Tai chi is a mind-body exercise that combines se...

Music Might Help Soothe Ailing Hearts

Music influences people's heart rates, and one piece of music will affect individuals' hearts differently, a new, small study shows.

The findings could lead to novel, drug-free treatments for such conditions as high blood pressure and heart rhythm disorders, or to help people relax or stay alert, the researchers said.

Previous studies that examined physical responses to musi...

Drug Combos May Be Advance Against Heart Failure

Many patients with heart failure might live years longer if they were on a combination of newer medications, a study suggests.

Researchers estimate that if certain heart failure patients were prescribed a four-pill regimen -- including three recently proven therapies -- they could live up to six years longer, compared with the regimen patients commonly use.

The findings, pub...

High Blood Pressure May Affect More Pregnant Women Than Thought: Study

Twice as many women who have high blood pressure during pregnancy may be at an increased risk for heart and kidney disease than once thought, a new study suggests.

For the study, researchers collected data on more than 9,800 pregnancies among more than 7,500 women in Olmsted County, Minn., who gave birth between 1976 and 1982.

During that time, 659 women had 719 high blood...

Heart Attacks, Strokes Are Declining Among People With Diabetes

An Australian study has good news for people with type 2 diabetes -- fewer people with diabetes are having heart attacks and strokes compared to 20 years ago.

Heart attacks, strokes and other cardiovascular complications have declined in the general population, too. But the decreases among people with diabetes have outpaced those for the general population, the researchers said.

...

Have Heart Failure? Take Precautions During Pandemic

Heart failure raises the risk of complications and death from COVID-19, and requires extra vigilance during the pandemic, the American Heart Association (AHA) says.

More than 6 million people in the United States have heart failure. It occurs when the heart no longer pumps blood as well as it should.

"When the cardiac system is weakened by heart failure and unable to maintai...

Severe COVID-19 Might Injure the Heart

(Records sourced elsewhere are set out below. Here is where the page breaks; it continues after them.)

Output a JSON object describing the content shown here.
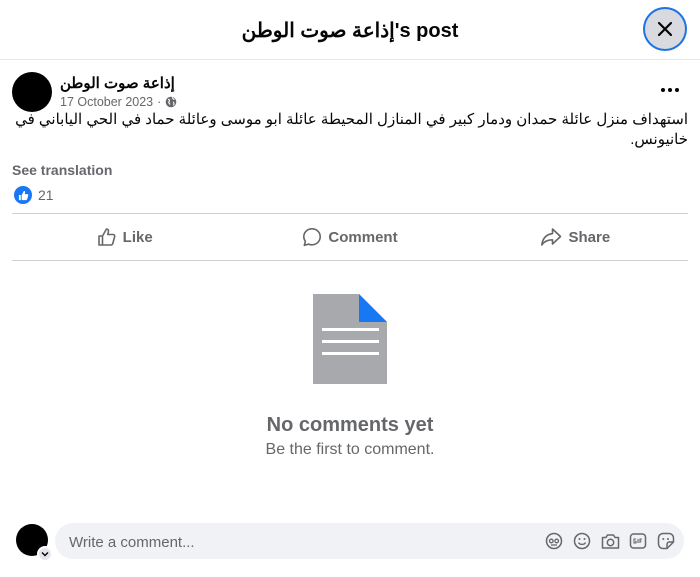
{
  "header": {
    "title": "إذاعة صوت الوطن's post"
  },
  "post": {
    "author": "إذاعة صوت الوطن",
    "date": "17 October 2023",
    "separator": "·",
    "text": "استهداف منزل عائلة حمدان ودمار كبير في المنازل المحيطة عائلة ابو موسى وعائلة حماد في الحي الياباني في خانيونس.",
    "see_translation": "See translation",
    "reaction_count": "21"
  },
  "actions": {
    "like": "Like",
    "comment": "Comment",
    "share": "Share"
  },
  "empty_state": {
    "title": "No comments yet",
    "subtitle": "Be the first to comment."
  },
  "composer": {
    "placeholder": "Write a comment..."
  },
  "colors": {
    "accent": "#1877f2",
    "muted": "#65676b",
    "doc_gray": "#a7a9ad"
  }
}
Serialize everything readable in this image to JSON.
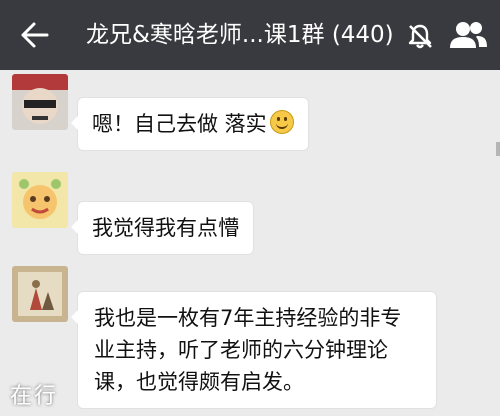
{
  "header": {
    "title": "龙兄&寒晗老师...课1群 (440)",
    "back_icon": "back-arrow-icon",
    "mute_icon": "bell-off-icon",
    "group_icon": "group-members-icon"
  },
  "messages": [
    {
      "sender": "",
      "text": "嗯！自己去做 落实",
      "emoji": "smile-emoji"
    },
    {
      "sender": "",
      "text": "我觉得我有点懵"
    },
    {
      "sender": "",
      "text_lines": [
        "我也是一枚有7年主持经验的非专",
        "业主持，听了老师的六分钟理论",
        "课，也觉得颇有启发。"
      ]
    }
  ],
  "watermark": "在行",
  "colors": {
    "header_bg": "#393a3f",
    "chat_bg": "#ebebeb",
    "bubble_bg": "#ffffff"
  }
}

The new coronavirus may be a respiratory bug, but it's becoming clear that some severely ill patients sustain heart damage. And it may substantially raise their risk of death, doctors in China are reporting.

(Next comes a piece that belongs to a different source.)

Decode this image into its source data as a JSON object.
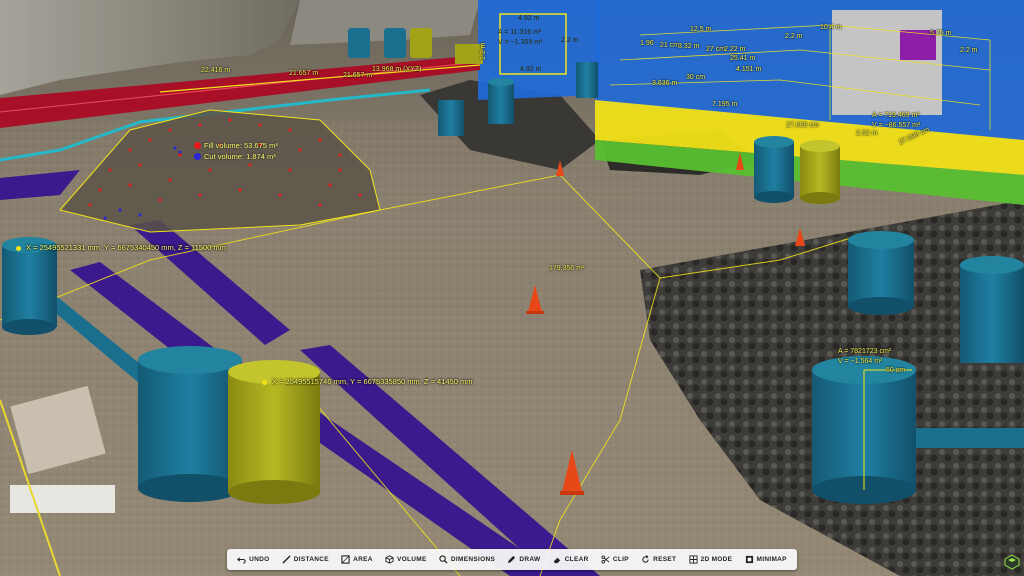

They found that among 416 patients hospitalized for severe COVID-19 infections, almost 20% developed damage to the heart muscle. More than half of those patients died.

...

Weight-Loss Surgery May Cut Risk of Heart Attack, Stroke

Weight-loss surgery is associated with a significantly lower risk of heart attack, stroke, heart failure and death, a new study reveals.

The study included more than 7,400 severely obese people, average age 36, in Denmark who had not suffered a heart attack or stroke. Half of the participants had weight-loss ("bariatric") surgery and half did not (the "control" group).

Over ...

U.S. Deaths From High Blood Pressure Soar, Especially in the South: Study

There's been a sharp increase in high blood pressure-related deaths in the United States, particularly in rural areas, a new study says.

Researchers analyzed data on more than 10 million U.S. deaths between 2007 and 2017 and found that death rates linked to high blood pressure (hypertension) rose 72% in rural areas and 20% in urban areas.

The increase was highest in ...

Statins Might Reduce Harms From Breast Cancer Chemo

Cholesterol-lowering statins are commonly used to help prevent heart disease. Now a new study hints that they could shield women's hearts from the harms of certain breast cancer drugs.

The study focused on women in Canada who'd been treated with either chemotherapy drugs called anthracyclines or the medication Herceptin. Though the treatments can be lifesaving, they can also damage th...

Certain Cancers Linked to Higher A-Fib Risk, Study Finds

People with a history of certain cancers have more than double the risk for the heart rhythm disorder atrial fibrillation, a new study says.

A-fib is a common disorder that can lead to palpitations, dizziness and fatigue. Untreated, it can cause blood clots, stroke and heart failure, and people with a-fib have five times the risk of stroke than other people.

"When we looked ...